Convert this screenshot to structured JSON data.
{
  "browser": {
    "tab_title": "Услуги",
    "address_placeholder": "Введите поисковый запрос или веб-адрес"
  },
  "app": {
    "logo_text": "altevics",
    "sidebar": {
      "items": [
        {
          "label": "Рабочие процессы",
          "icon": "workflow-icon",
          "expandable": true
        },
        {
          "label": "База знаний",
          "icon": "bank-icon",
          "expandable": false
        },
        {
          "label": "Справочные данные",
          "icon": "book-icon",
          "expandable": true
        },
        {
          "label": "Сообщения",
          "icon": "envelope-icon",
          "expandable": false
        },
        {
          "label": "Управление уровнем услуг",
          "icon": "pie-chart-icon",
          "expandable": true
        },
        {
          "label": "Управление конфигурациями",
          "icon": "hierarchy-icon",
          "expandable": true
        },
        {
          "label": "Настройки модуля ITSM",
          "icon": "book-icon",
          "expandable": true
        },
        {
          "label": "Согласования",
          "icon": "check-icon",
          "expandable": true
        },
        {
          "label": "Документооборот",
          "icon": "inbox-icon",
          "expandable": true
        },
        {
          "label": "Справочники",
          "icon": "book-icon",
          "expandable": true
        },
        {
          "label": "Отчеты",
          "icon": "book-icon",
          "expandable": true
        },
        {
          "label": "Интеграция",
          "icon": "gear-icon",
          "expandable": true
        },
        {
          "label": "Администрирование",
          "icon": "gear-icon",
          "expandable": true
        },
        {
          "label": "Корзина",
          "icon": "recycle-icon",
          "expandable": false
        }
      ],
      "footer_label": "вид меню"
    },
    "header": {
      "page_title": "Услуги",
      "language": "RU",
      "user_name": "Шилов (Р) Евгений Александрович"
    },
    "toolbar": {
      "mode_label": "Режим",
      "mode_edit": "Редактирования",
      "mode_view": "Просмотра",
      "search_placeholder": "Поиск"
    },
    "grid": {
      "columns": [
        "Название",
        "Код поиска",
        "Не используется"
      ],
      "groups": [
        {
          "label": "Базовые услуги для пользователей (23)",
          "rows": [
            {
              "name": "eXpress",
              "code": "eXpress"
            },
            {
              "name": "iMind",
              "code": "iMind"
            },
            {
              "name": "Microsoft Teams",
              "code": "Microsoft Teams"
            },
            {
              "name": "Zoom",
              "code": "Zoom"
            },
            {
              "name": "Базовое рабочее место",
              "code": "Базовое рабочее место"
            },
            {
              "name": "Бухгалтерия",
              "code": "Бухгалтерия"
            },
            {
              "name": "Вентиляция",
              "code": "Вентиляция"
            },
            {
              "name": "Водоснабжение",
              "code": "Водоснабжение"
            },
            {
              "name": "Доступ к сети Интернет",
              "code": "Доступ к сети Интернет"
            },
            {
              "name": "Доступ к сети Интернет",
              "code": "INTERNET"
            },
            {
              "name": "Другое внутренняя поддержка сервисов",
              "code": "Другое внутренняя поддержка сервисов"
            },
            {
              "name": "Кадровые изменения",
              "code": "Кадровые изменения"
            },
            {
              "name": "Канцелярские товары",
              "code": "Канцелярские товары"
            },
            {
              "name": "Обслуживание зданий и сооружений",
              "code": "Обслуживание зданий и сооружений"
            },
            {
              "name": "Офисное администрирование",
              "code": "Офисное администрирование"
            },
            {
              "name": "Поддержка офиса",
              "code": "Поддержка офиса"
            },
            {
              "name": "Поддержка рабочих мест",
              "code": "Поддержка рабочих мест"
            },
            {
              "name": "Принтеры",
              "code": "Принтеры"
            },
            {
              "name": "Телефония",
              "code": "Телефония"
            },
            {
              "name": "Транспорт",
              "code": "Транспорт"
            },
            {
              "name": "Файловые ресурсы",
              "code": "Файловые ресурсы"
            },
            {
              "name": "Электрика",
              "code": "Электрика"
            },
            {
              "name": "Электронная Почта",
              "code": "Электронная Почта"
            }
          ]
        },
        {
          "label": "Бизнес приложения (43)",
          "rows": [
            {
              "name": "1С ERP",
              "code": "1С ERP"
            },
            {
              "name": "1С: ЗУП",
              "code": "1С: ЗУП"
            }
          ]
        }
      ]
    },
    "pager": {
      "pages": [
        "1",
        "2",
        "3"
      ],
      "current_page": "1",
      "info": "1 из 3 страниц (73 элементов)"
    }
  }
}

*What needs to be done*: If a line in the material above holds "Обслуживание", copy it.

*Task response*:
              "name": "Обслуживание зданий и сооружений",
              "code": "Обслуживание зданий и сооружений"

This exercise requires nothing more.